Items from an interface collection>
*** Begin section ***
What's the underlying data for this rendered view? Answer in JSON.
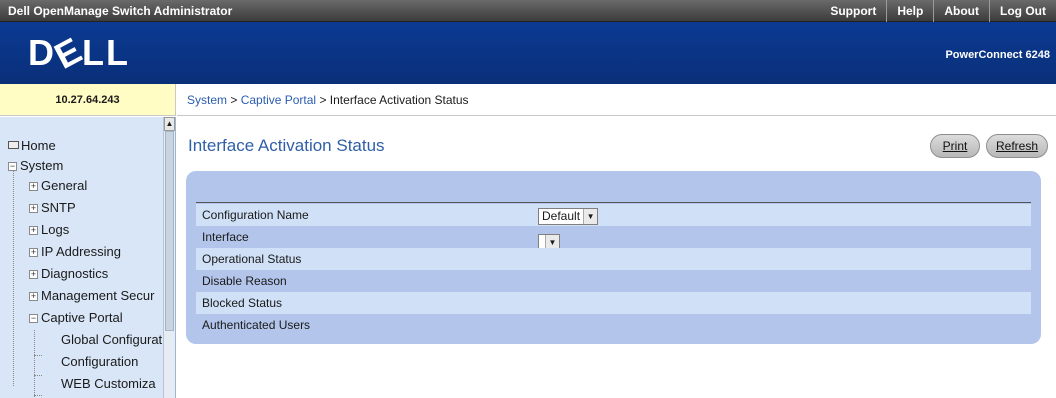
{
  "app_title": "Dell OpenManage Switch Administrator",
  "top_nav": [
    "Support",
    "Help",
    "About",
    "Log Out"
  ],
  "logo_text": "DELL",
  "product_name": "PowerConnect 6248",
  "ip_address": "10.27.64.243",
  "breadcrumb": {
    "items": [
      "System",
      "Captive Portal"
    ],
    "separator": ">",
    "current": "Interface Activation Status"
  },
  "sidebar": {
    "items": [
      {
        "label": "Home",
        "icon": "home-icon"
      },
      {
        "label": "System",
        "icon": "collapse-icon"
      },
      {
        "label": "General",
        "icon": "expand-icon"
      },
      {
        "label": "SNTP",
        "icon": "expand-icon"
      },
      {
        "label": "Logs",
        "icon": "expand-icon"
      },
      {
        "label": "IP Addressing",
        "icon": "expand-icon"
      },
      {
        "label": "Diagnostics",
        "icon": "expand-icon"
      },
      {
        "label": "Management Secur",
        "icon": "expand-icon"
      },
      {
        "label": "Captive Portal",
        "icon": "collapse-icon"
      },
      {
        "label": "Global Configurat",
        "icon": ""
      },
      {
        "label": "Configuration",
        "icon": ""
      },
      {
        "label": "WEB Customiza",
        "icon": ""
      }
    ]
  },
  "main": {
    "title": "Interface Activation Status",
    "buttons": {
      "print": "Print",
      "refresh": "Refresh"
    },
    "fields": [
      {
        "label": "Configuration Name",
        "value": "Default",
        "type": "select"
      },
      {
        "label": "Interface",
        "value": "",
        "type": "select"
      },
      {
        "label": "Operational Status",
        "value": ""
      },
      {
        "label": "Disable Reason",
        "value": ""
      },
      {
        "label": "Blocked Status",
        "value": ""
      },
      {
        "label": "Authenticated Users",
        "value": ""
      }
    ]
  },
  "colors": {
    "banner": "#0b3a93",
    "title": "#2f5fa8",
    "panel": "#b3c5ea",
    "panel_row_alt": "#cfe0f7",
    "sidebar": "#d9e6f7",
    "ip_box": "#fffcc4"
  }
}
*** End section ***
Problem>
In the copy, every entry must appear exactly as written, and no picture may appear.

Answer section>
What's the underlying data for this rendered view? Answer in JSON.
{
  "app_title": "Dell OpenManage Switch Administrator",
  "top_nav": [
    "Support",
    "Help",
    "About",
    "Log Out"
  ],
  "logo_text": "DELL",
  "product_name": "PowerConnect 6248",
  "ip_address": "10.27.64.243",
  "breadcrumb": {
    "items": [
      "System",
      "Captive Portal"
    ],
    "separator": ">",
    "current": "Interface Activation Status"
  },
  "sidebar": {
    "items": [
      {
        "label": "Home",
        "icon": "home-icon"
      },
      {
        "label": "System",
        "icon": "collapse-icon"
      },
      {
        "label": "General",
        "icon": "expand-icon"
      },
      {
        "label": "SNTP",
        "icon": "expand-icon"
      },
      {
        "label": "Logs",
        "icon": "expand-icon"
      },
      {
        "label": "IP Addressing",
        "icon": "expand-icon"
      },
      {
        "label": "Diagnostics",
        "icon": "expand-icon"
      },
      {
        "label": "Management Secur",
        "icon": "expand-icon"
      },
      {
        "label": "Captive Portal",
        "icon": "collapse-icon"
      },
      {
        "label": "Global Configurat",
        "icon": ""
      },
      {
        "label": "Configuration",
        "icon": ""
      },
      {
        "label": "WEB Customiza",
        "icon": ""
      }
    ]
  },
  "main": {
    "title": "Interface Activation Status",
    "buttons": {
      "print": "Print",
      "refresh": "Refresh"
    },
    "fields": [
      {
        "label": "Configuration Name",
        "value": "Default",
        "type": "select"
      },
      {
        "label": "Interface",
        "value": "",
        "type": "select"
      },
      {
        "label": "Operational Status",
        "value": ""
      },
      {
        "label": "Disable Reason",
        "value": ""
      },
      {
        "label": "Blocked Status",
        "value": ""
      },
      {
        "label": "Authenticated Users",
        "value": ""
      }
    ]
  },
  "colors": {
    "banner": "#0b3a93",
    "title": "#2f5fa8",
    "panel": "#b3c5ea",
    "panel_row_alt": "#cfe0f7",
    "sidebar": "#d9e6f7",
    "ip_box": "#fffcc4"
  }
}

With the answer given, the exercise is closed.